Exercise brief: Set down every record once more, exactly as given.
────────────────────────────────────────
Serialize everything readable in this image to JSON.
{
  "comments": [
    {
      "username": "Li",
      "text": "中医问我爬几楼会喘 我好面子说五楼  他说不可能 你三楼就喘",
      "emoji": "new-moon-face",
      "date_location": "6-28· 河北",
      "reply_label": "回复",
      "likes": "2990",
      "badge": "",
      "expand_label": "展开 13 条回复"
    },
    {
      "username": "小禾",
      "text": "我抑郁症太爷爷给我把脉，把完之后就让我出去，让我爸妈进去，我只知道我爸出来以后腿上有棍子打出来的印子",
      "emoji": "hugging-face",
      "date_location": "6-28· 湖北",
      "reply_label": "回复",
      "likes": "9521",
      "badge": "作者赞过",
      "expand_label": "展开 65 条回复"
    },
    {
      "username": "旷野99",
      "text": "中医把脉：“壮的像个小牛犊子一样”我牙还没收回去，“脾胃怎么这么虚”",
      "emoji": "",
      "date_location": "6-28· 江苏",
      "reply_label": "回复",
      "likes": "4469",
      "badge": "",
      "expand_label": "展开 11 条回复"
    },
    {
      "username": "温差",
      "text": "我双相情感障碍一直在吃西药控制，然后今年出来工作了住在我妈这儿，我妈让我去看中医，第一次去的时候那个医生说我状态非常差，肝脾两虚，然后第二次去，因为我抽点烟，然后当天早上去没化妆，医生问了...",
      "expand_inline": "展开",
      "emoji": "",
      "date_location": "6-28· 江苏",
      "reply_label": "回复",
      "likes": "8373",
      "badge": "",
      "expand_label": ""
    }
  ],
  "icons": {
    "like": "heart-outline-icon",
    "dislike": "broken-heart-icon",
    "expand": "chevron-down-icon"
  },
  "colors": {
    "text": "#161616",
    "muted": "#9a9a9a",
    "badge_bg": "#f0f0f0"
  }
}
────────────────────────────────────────
Task answer:
Serialize everything readable in this image to JSON.
{
  "comments": [
    {
      "username": "Li",
      "text": "中医问我爬几楼会喘 我好面子说五楼  他说不可能 你三楼就喘",
      "emoji": "new-moon-face",
      "date_location": "6-28· 河北",
      "reply_label": "回复",
      "likes": "2990",
      "badge": "",
      "expand_label": "展开 13 条回复"
    },
    {
      "username": "小禾",
      "text": "我抑郁症太爷爷给我把脉，把完之后就让我出去，让我爸妈进去，我只知道我爸出来以后腿上有棍子打出来的印子",
      "emoji": "hugging-face",
      "date_location": "6-28· 湖北",
      "reply_label": "回复",
      "likes": "9521",
      "badge": "作者赞过",
      "expand_label": "展开 65 条回复"
    },
    {
      "username": "旷野99",
      "text": "中医把脉：“壮的像个小牛犊子一样”我牙还没收回去，“脾胃怎么这么虚”",
      "emoji": "",
      "date_location": "6-28· 江苏",
      "reply_label": "回复",
      "likes": "4469",
      "badge": "",
      "expand_label": "展开 11 条回复"
    },
    {
      "username": "温差",
      "text": "我双相情感障碍一直在吃西药控制，然后今年出来工作了住在我妈这儿，我妈让我去看中医，第一次去的时候那个医生说我状态非常差，肝脾两虚，然后第二次去，因为我抽点烟，然后当天早上去没化妆，医生问了...",
      "expand_inline": "展开",
      "emoji": "",
      "date_location": "6-28· 江苏",
      "reply_label": "回复",
      "likes": "8373",
      "badge": "",
      "expand_label": ""
    }
  ],
  "icons": {
    "like": "heart-outline-icon",
    "dislike": "broken-heart-icon",
    "expand": "chevron-down-icon"
  },
  "colors": {
    "text": "#161616",
    "muted": "#9a9a9a",
    "badge_bg": "#f0f0f0"
  }
}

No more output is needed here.